So far, though, it's the CIA's acumen rather than Morris's that is being hailed in Moscow. In an interview with Radio Rossii on 7 December, Aleksandr Konovalov, president of Moscow's Institute for Strategic Assessments, suggested that Russia believes "the myths created by our spin doctors" and "now we probably will believe their explanations, the main one being [that Ukraine was lost because of] a CIA conspiracy." He asked ironically, "How can poor Gleb Pavlovskii handle the whole Central Intelligence Agency on his own?"
In an interview with RFE/RL's Russian Service on 9 December, former leader of the Union of Rightist Forces (SPS) Boris Nemtsov suggested that the stories of excessive Western influence in Ukraine might be more than just a yarn by Russian spin doctors to avoid taking responsibility for losing a key election. According to Nemtsov, it might be a device that the Russian authorities are using to avoid telling the truth about what really happened in Ukraine. He said Russian authorities "treat their own people cynically and invent such arguments of the type that the West influenced [events], or the campaign consultants worked poorly -- anything but the truth that the people were tired of Kuchma's regime, that people were living in despair and lawlessness and their last drop of patience went when the election was falsified." (Julie Corwin)
QUOTES OF THE WEEK"If the [Ukrainian Supreme] Court does not satisfy our demands, we reserve the right to act in accordance with the existing law and appeal to the European Court [of Human Rights]. And we will never accept the results of the so-called re-run of the election." -- Presidential candidate Viktor Yanukovych in Kyiv on 11 January, pledging to appeal against the Central Election Commission's official announcement that his rival, Viktor Yanukovych, won the 26 December presidential vote; quoted by an RFE/RL correspondent.

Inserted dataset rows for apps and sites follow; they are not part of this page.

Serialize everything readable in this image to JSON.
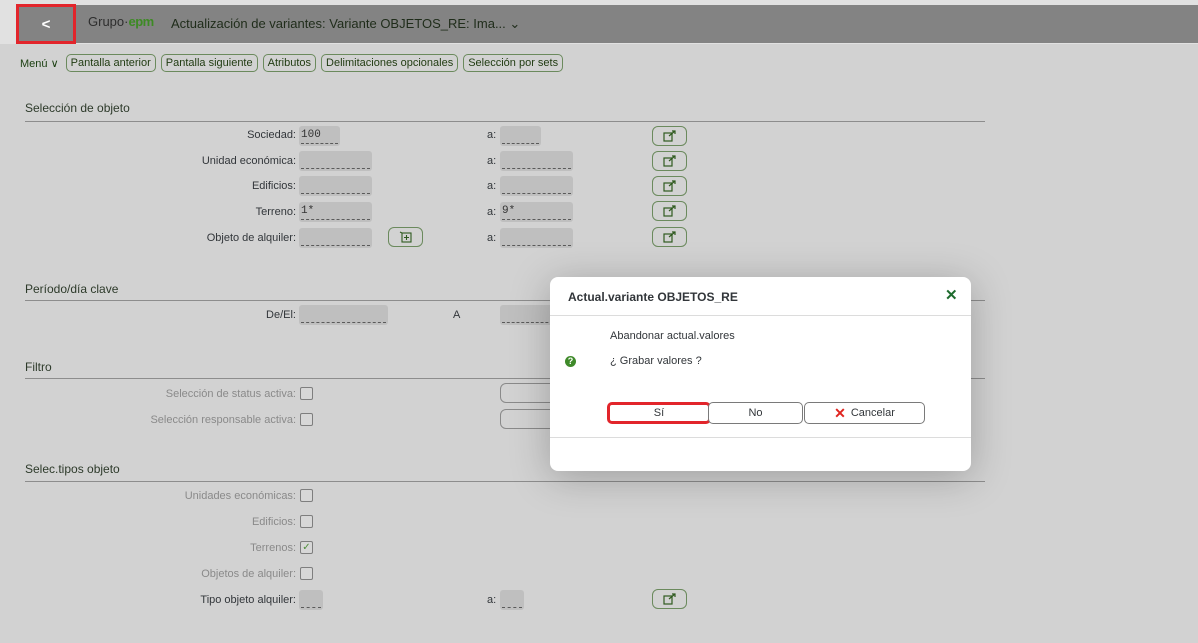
{
  "shell": {
    "back": "<",
    "logo_a": "Grupo·",
    "logo_b": "epm",
    "title": "Actualización de variantes: Variante OBJETOS_RE: Ima...",
    "title_chevron": "⌄"
  },
  "toolbar": {
    "menu": "Menú",
    "menu_chevron": "∨",
    "buttons": [
      "Pantalla anterior",
      "Pantalla siguiente",
      "Atributos",
      "Delimitaciones opcionales",
      "Selección por sets"
    ]
  },
  "seleccion_objeto": {
    "title": "Selección de objeto",
    "rows": [
      {
        "label": "Sociedad:",
        "from": "100",
        "to": "",
        "a": "a:"
      },
      {
        "label": "Unidad económica:",
        "from": "",
        "to": "",
        "a": "a:"
      },
      {
        "label": "Edificios:",
        "from": "",
        "to": "",
        "a": "a:"
      },
      {
        "label": "Terreno:",
        "from": "1*",
        "to": "9*",
        "a": "a:"
      },
      {
        "label": "Objeto de alquiler:",
        "from": "",
        "to": "",
        "a": "a:"
      }
    ]
  },
  "periodo": {
    "title": "Período/día clave",
    "label": "De/El:",
    "a_label": "A",
    "from": ""
  },
  "filtro": {
    "title": "Filtro",
    "items": [
      "Selección de status activa:",
      "Selección responsable activa:"
    ]
  },
  "tipos": {
    "title": "Selec.tipos objeto",
    "items": [
      {
        "label": "Unidades económicas:",
        "checked": false
      },
      {
        "label": "Edificios:",
        "checked": false
      },
      {
        "label": "Terrenos:",
        "checked": true
      },
      {
        "label": "Objetos de alquiler:",
        "checked": false
      }
    ],
    "tipo_label": "Tipo objeto alquiler:",
    "tipo_a": "a:",
    "check_mark": "✓"
  },
  "dialog": {
    "title": "Actual.variante OBJETOS_RE",
    "close": "✕",
    "message1": "Abandonar actual.valores",
    "message2": "¿ Grabar valores ?",
    "q_icon": "?",
    "btn_yes": "Sí",
    "btn_no": "No",
    "btn_cancel": "Cancelar",
    "cancel_icon": "✕"
  }
}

"The country split into two parts: eastern Ukraine and western Ukraine. They were on the verge of a civil war. The economy has now slipped into recession. Ukraine's economy had grown at a good pace in recent years and now it has gone downhill. I don't know, maybe the West won the battle with Russia there now, so maybe the West will make them happy. But I don't think they can improve the lives of 50 million people in that country by giving them their breadcrumbs.... Who came to power as a result of the revolution? Democrats? Look at that 'gas lady' [Yuliya Tymoshenko] who will apparently become prime minister. She is an international fugitive and is believed to be the most corrupt person on the territory of the CIS. And now she is a revolutionary, a democrat." -- Kyrgyz President Askar Akayev, speaking about Ukraine's Orange Revolution on 9 January, during a meeting with local officials in Tokmok, Kyrgyzstan; quoted by an RFE/RL correspondent.